| ABOUT THIS EXERCISE |
Each record must be written out again exactly. Skip any picture it contains.

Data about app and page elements
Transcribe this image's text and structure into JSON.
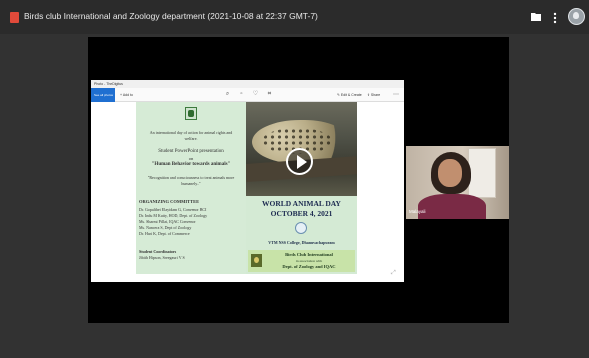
{
  "window": {
    "title": "Birds club International and Zoology department (2021-10-08 at 22:37 GMT-7)"
  },
  "shared_screen": {
    "app_title": "Photo - TheDigitus",
    "toolbar": {
      "home_label": "See all photos",
      "add_to_label": "Add to",
      "edit_create_label": "Edit & Create",
      "share_label": "Share"
    },
    "poster": {
      "left": {
        "intro_line1": "An international day of action for animal rights and",
        "intro_line2": "welfare.",
        "presentation_line1": "Student PowerPoint presentation",
        "presentation_line2": "on",
        "topic": "\"Human Behavior towards animals\"",
        "quote_line1": "\"Recognition and consciousness to treat animals more",
        "quote_line2": "humanely..\"",
        "committee_heading": "ORGANIZING COMMITTEE",
        "committee": [
          "Dr. Gopalthei Elayidam G, Convenor BCI",
          "Dr. Indu M Kutty, HOD, Dept. of Zoology",
          "Ms. Sharmi Pillai, IQAC Convenor",
          "Ms. Nancera S, Dept of Zoology",
          "Dr. Hari K, Dept. of Commerce"
        ],
        "coordinators_heading": "Student Coordinators",
        "coordinators": "Jibith Hipson, Sreegauri V S"
      },
      "right": {
        "event_title": "WORLD ANIMAL DAY",
        "event_date": "OCTOBER 4, 2021",
        "college": "VTM NSS College, Dhanuvachapuram",
        "club_name": "Birds Club International",
        "club_assoc": "in association with",
        "club_dept": "Dept. of Zoology and IQAC"
      }
    }
  },
  "participant": {
    "name": "Malayali"
  }
}
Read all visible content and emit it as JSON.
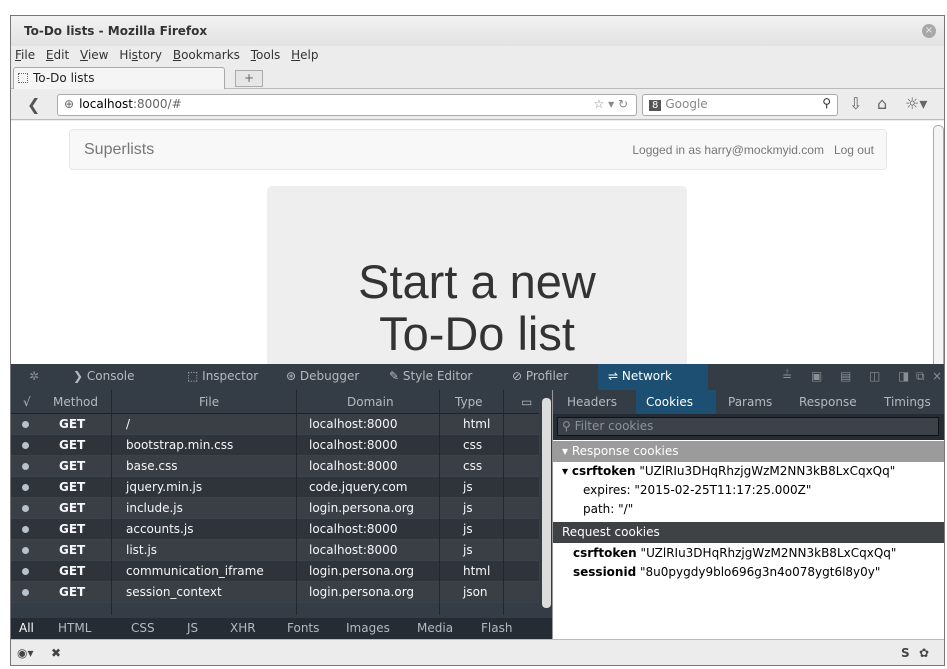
{
  "window": {
    "title": "To-Do lists - Mozilla Firefox",
    "close_icon": "close-icon"
  },
  "menu": [
    "File",
    "Edit",
    "View",
    "History",
    "Bookmarks",
    "Tools",
    "Help"
  ],
  "tab": {
    "label": "To-Do lists",
    "new_tab": "+"
  },
  "nav": {
    "url_host": "localhost",
    "url_rest": ":8000/#",
    "search_engine": "8",
    "search_placeholder": "Google"
  },
  "site": {
    "brand": "Superlists",
    "logged_in": "Logged in as harry@mockmyid.com",
    "logout": "Log out",
    "heading_line1": "Start a new",
    "heading_line2": "To-Do list"
  },
  "devtools": {
    "tools": [
      "Console",
      "Inspector",
      "Debugger",
      "Style Editor",
      "Profiler",
      "Network"
    ],
    "columns": {
      "check": "√",
      "method": "Method",
      "file": "File",
      "domain": "Domain",
      "type": "Type"
    },
    "requests": [
      {
        "method": "GET",
        "file": "/",
        "domain": "localhost:8000",
        "type": "html"
      },
      {
        "method": "GET",
        "file": "bootstrap.min.css",
        "domain": "localhost:8000",
        "type": "css"
      },
      {
        "method": "GET",
        "file": "base.css",
        "domain": "localhost:8000",
        "type": "css"
      },
      {
        "method": "GET",
        "file": "jquery.min.js",
        "domain": "code.jquery.com",
        "type": "js"
      },
      {
        "method": "GET",
        "file": "include.js",
        "domain": "login.persona.org",
        "type": "js"
      },
      {
        "method": "GET",
        "file": "accounts.js",
        "domain": "localhost:8000",
        "type": "js"
      },
      {
        "method": "GET",
        "file": "list.js",
        "domain": "localhost:8000",
        "type": "js"
      },
      {
        "method": "GET",
        "file": "communication_iframe",
        "domain": "login.persona.org",
        "type": "html"
      },
      {
        "method": "GET",
        "file": "session_context",
        "domain": "login.persona.org",
        "type": "json"
      }
    ],
    "filters": [
      "All",
      "HTML",
      "CSS",
      "JS",
      "XHR",
      "Fonts",
      "Images",
      "Media",
      "Flash"
    ],
    "detail_tabs": [
      "Headers",
      "Cookies",
      "Params",
      "Response",
      "Timings"
    ],
    "filter_placeholder": "Filter cookies",
    "response_header": "Response cookies",
    "csrf_name": "csrftoken",
    "csrf_value": "\"UZlRIu3DHqRhzjgWzM2NN3kB8LxCqxQq\"",
    "expires_label": "expires:",
    "expires_value": "\"2015-02-25T11:17:25.000Z\"",
    "path_label": "path:",
    "path_value": "\"/\"",
    "request_header": "Request cookies",
    "req_csrf_value": "\"UZlRIu3DHqRhzjgWzM2NN3kB8LxCqxQq\"",
    "session_name": "sessionid",
    "session_value": "\"8u0pygdy9blo696g3n4o078ygt6l8y0y\""
  },
  "colors": {
    "devtools_bg": "#343c45",
    "active_tab": "#1d4f73",
    "selected_row": "#9b9b9b"
  }
}
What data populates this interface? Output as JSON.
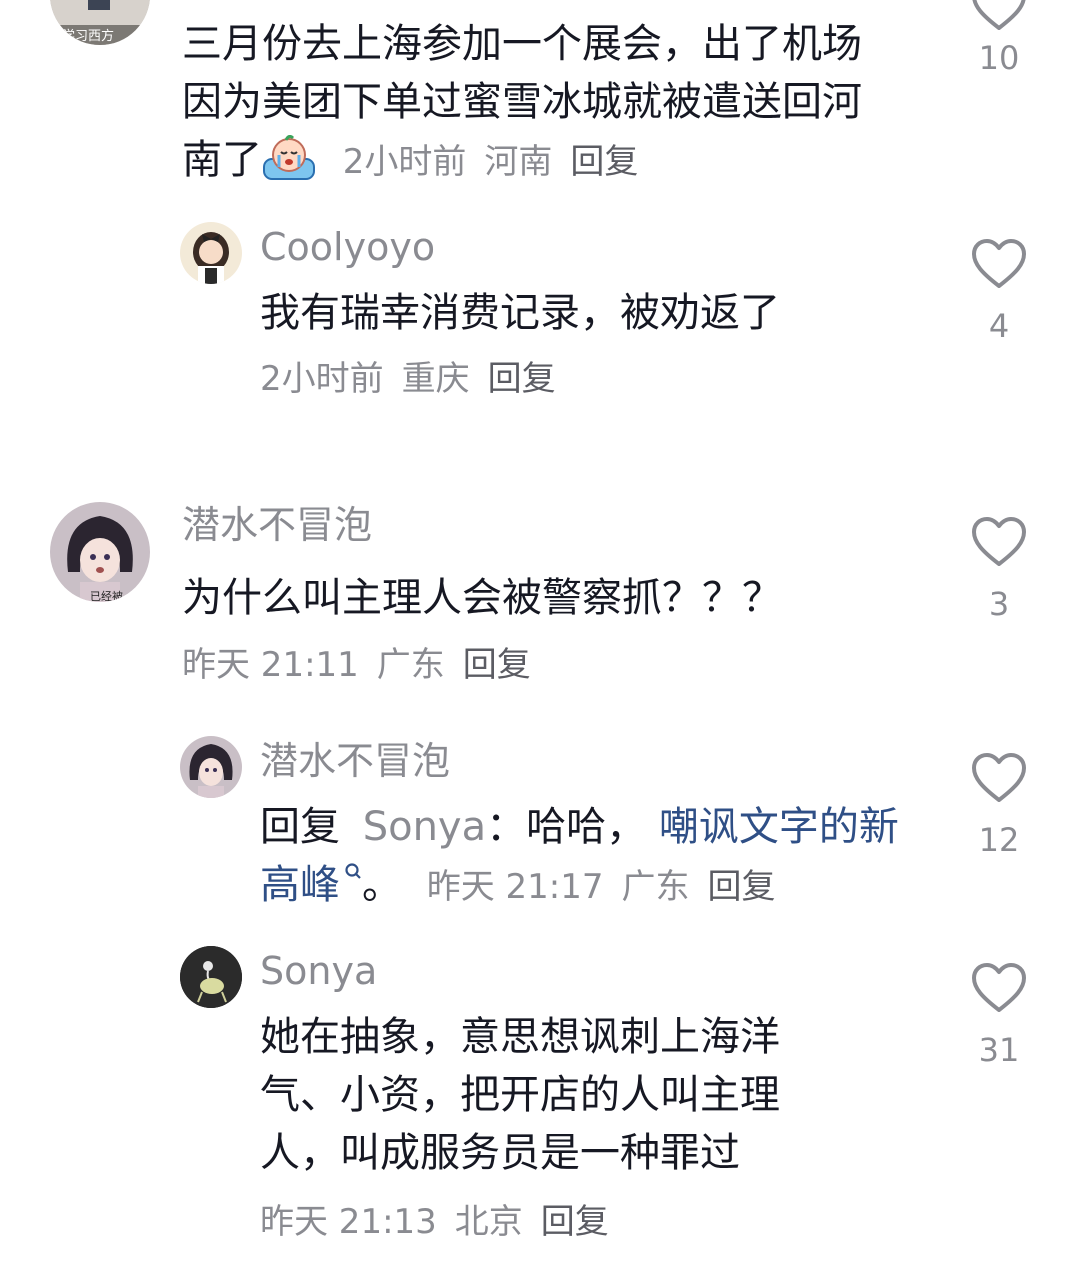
{
  "comments": [
    {
      "avatar_caption": "学习西方",
      "text": "三月份去上海参加一个展会，出了机场因为美团下单过蜜雪冰城就被遣送回河南了",
      "emoji": "crying-emoji",
      "time": "2小时前",
      "location": "河南",
      "reply_label": "回复",
      "likes": "10"
    },
    {
      "user": "Coolyoyo",
      "text": "我有瑞幸消费记录，被劝返了",
      "time": "2小时前",
      "location": "重庆",
      "reply_label": "回复",
      "likes": "4"
    },
    {
      "user": "潜水不冒泡",
      "avatar_caption": "已经被",
      "text": "为什么叫主理人会被警察抓？？？",
      "time": "昨天 21:11",
      "location": "广东",
      "reply_label": "回复",
      "likes": "3"
    },
    {
      "user": "潜水不冒泡",
      "reply_prefix": "回复",
      "reply_to": "Sonya",
      "reply_text": "：哈哈，",
      "link_text": "嘲讽文字的新高峰",
      "suffix": "。",
      "time": "昨天 21:17",
      "location": "广东",
      "reply_label": "回复",
      "likes": "12"
    },
    {
      "user": "Sonya",
      "text": "她在抽象，意思想讽刺上海洋气、小资，把开店的人叫主理人，叫成服务员是一种罪过",
      "time": "昨天 21:13",
      "location": "北京",
      "reply_label": "回复",
      "likes": "31"
    }
  ],
  "colors": {
    "text": "#161823",
    "secondary": "#8a8b91",
    "link": "#2f4f86",
    "heart_outline": "#8a8b91"
  },
  "icons": [
    "heart-outline-icon",
    "search-icon",
    "crying-emoji"
  ]
}
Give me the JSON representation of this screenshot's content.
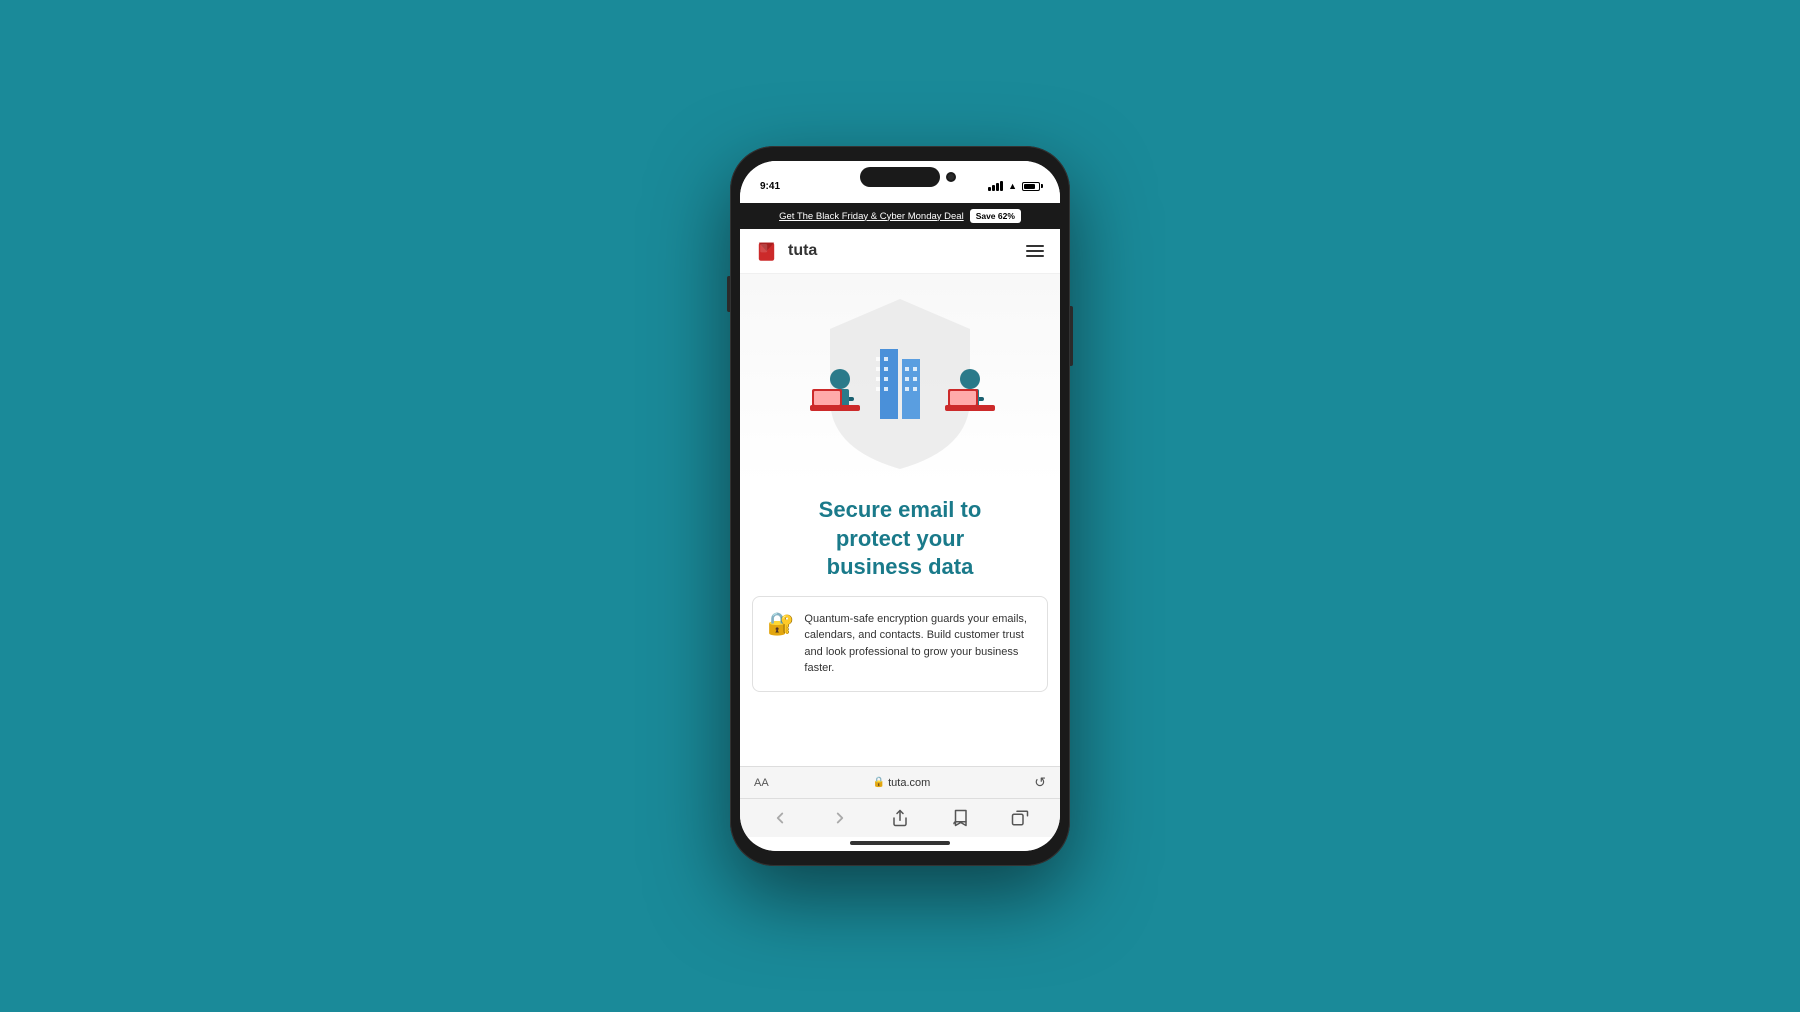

| WRITTEN SOLUTION |
Transcribe this image's text and structure into JSON.
{
  "window": {
    "title": "Birds club International and Zoology department (2021-10-08 at 22:37 GMT-7)"
  },
  "shared_screen": {
    "app_title": "Photo - TheDigitus",
    "toolbar": {
      "home_label": "See all photos",
      "add_to_label": "Add to",
      "edit_create_label": "Edit & Create",
      "share_label": "Share"
    },
    "poster": {
      "left": {
        "intro_line1": "An international day of action for animal rights and",
        "intro_line2": "welfare.",
        "presentation_line1": "Student PowerPoint presentation",
        "presentation_line2": "on",
        "topic": "\"Human Behavior towards animals\"",
        "quote_line1": "\"Recognition and consciousness to treat animals more",
        "quote_line2": "humanely..\"",
        "committee_heading": "ORGANIZING COMMITTEE",
        "committee": [
          "Dr. Gopalthei Elayidam G, Convenor BCI",
          "Dr. Indu M Kutty, HOD, Dept. of Zoology",
          "Ms. Sharmi Pillai, IQAC Convenor",
          "Ms. Nancera S, Dept of Zoology",
          "Dr. Hari K, Dept. of Commerce"
        ],
        "coordinators_heading": "Student Coordinators",
        "coordinators": "Jibith Hipson, Sreegauri V S"
      },
      "right": {
        "event_title": "WORLD ANIMAL DAY",
        "event_date": "OCTOBER 4, 2021",
        "college": "VTM NSS College, Dhanuvachapuram",
        "club_name": "Birds Club International",
        "club_assoc": "in association with",
        "club_dept": "Dept. of Zoology and IQAC"
      }
    }
  },
  "participant": {
    "name": "Malayali"
  }
}
Read all visible content and emit it as JSON.
{
  "window": {
    "title": "To-Do lists - Mozilla Firefox",
    "close_icon": "close-icon"
  },
  "menu": [
    "File",
    "Edit",
    "View",
    "History",
    "Bookmarks",
    "Tools",
    "Help"
  ],
  "tab": {
    "label": "To-Do lists",
    "new_tab": "+"
  },
  "nav": {
    "url_host": "localhost",
    "url_rest": ":8000/#",
    "search_engine": "8",
    "search_placeholder": "Google"
  },
  "site": {
    "brand": "Superlists",
    "logged_in": "Logged in as harry@mockmyid.com",
    "logout": "Log out",
    "heading_line1": "Start a new",
    "heading_line2": "To-Do list"
  },
  "devtools": {
    "tools": [
      "Console",
      "Inspector",
      "Debugger",
      "Style Editor",
      "Profiler",
      "Network"
    ],
    "columns": {
      "check": "√",
      "method": "Method",
      "file": "File",
      "domain": "Domain",
      "type": "Type"
    },
    "requests": [
      {
        "method": "GET",
        "file": "/",
        "domain": "localhost:8000",
        "type": "html"
      },
      {
        "method": "GET",
        "file": "bootstrap.min.css",
        "domain": "localhost:8000",
        "type": "css"
      },
      {
        "method": "GET",
        "file": "base.css",
        "domain": "localhost:8000",
        "type": "css"
      },
      {
        "method": "GET",
        "file": "jquery.min.js",
        "domain": "code.jquery.com",
        "type": "js"
      },
      {
        "method": "GET",
        "file": "include.js",
        "domain": "login.persona.org",
        "type": "js"
      },
      {
        "method": "GET",
        "file": "accounts.js",
        "domain": "localhost:8000",
        "type": "js"
      },
      {
        "method": "GET",
        "file": "list.js",
        "domain": "localhost:8000",
        "type": "js"
      },
      {
        "method": "GET",
        "file": "communication_iframe",
        "domain": "login.persona.org",
        "type": "html"
      },
      {
        "method": "GET",
        "file": "session_context",
        "domain": "login.persona.org",
        "type": "json"
      }
    ],
    "filters": [
      "All",
      "HTML",
      "CSS",
      "JS",
      "XHR",
      "Fonts",
      "Images",
      "Media",
      "Flash"
    ],
    "detail_tabs": [
      "Headers",
      "Cookies",
      "Params",
      "Response",
      "Timings"
    ],
    "filter_placeholder": "Filter cookies",
    "response_header": "Response cookies",
    "csrf_name": "csrftoken",
    "csrf_value": "\"UZlRIu3DHqRhzjgWzM2NN3kB8LxCqxQq\"",
    "expires_label": "expires:",
    "expires_value": "\"2015-02-25T11:17:25.000Z\"",
    "path_label": "path:",
    "path_value": "\"/\"",
    "request_header": "Request cookies",
    "req_csrf_value": "\"UZlRIu3DHqRhzjgWzM2NN3kB8LxCqxQq\"",
    "session_name": "sessionid",
    "session_value": "\"8u0pygdy9blo696g3n4o078ygt6l8y0y\""
  },
  "colors": {
    "devtools_bg": "#343c45",
    "active_tab": "#1d4f73",
    "selected_row": "#9b9b9b"
  }
}
What data populates this interface? Output as JSON.
{
  "comments": [
    {
      "avatar_caption": "学习西方",
      "text": "三月份去上海参加一个展会，出了机场因为美团下单过蜜雪冰城就被遣送回河南了",
      "emoji": "crying-emoji",
      "time": "2小时前",
      "location": "河南",
      "reply_label": "回复",
      "likes": "10"
    },
    {
      "user": "Coolyoyo",
      "text": "我有瑞幸消费记录，被劝返了",
      "time": "2小时前",
      "location": "重庆",
      "reply_label": "回复",
      "likes": "4"
    },
    {
      "user": "潜水不冒泡",
      "avatar_caption": "已经被",
      "text": "为什么叫主理人会被警察抓？？？",
      "time": "昨天 21:11",
      "location": "广东",
      "reply_label": "回复",
      "likes": "3"
    },
    {
      "user": "潜水不冒泡",
      "reply_prefix": "回复",
      "reply_to": "Sonya",
      "reply_text": "：哈哈，",
      "link_text": "嘲讽文字的新高峰",
      "suffix": "。",
      "time": "昨天 21:17",
      "location": "广东",
      "reply_label": "回复",
      "likes": "12"
    },
    {
      "user": "Sonya",
      "text": "她在抽象，意思想讽刺上海洋气、小资，把开店的人叫主理人，叫成服务员是一种罪过",
      "time": "昨天 21:13",
      "location": "北京",
      "reply_label": "回复",
      "likes": "31"
    }
  ],
  "colors": {
    "text": "#161823",
    "secondary": "#8a8b91",
    "link": "#2f4f86",
    "heart_outline": "#8a8b91"
  },
  "icons": [
    "heart-outline-icon",
    "search-icon",
    "crying-emoji"
  ]
}
Give me the JSON representation of this screenshot's content.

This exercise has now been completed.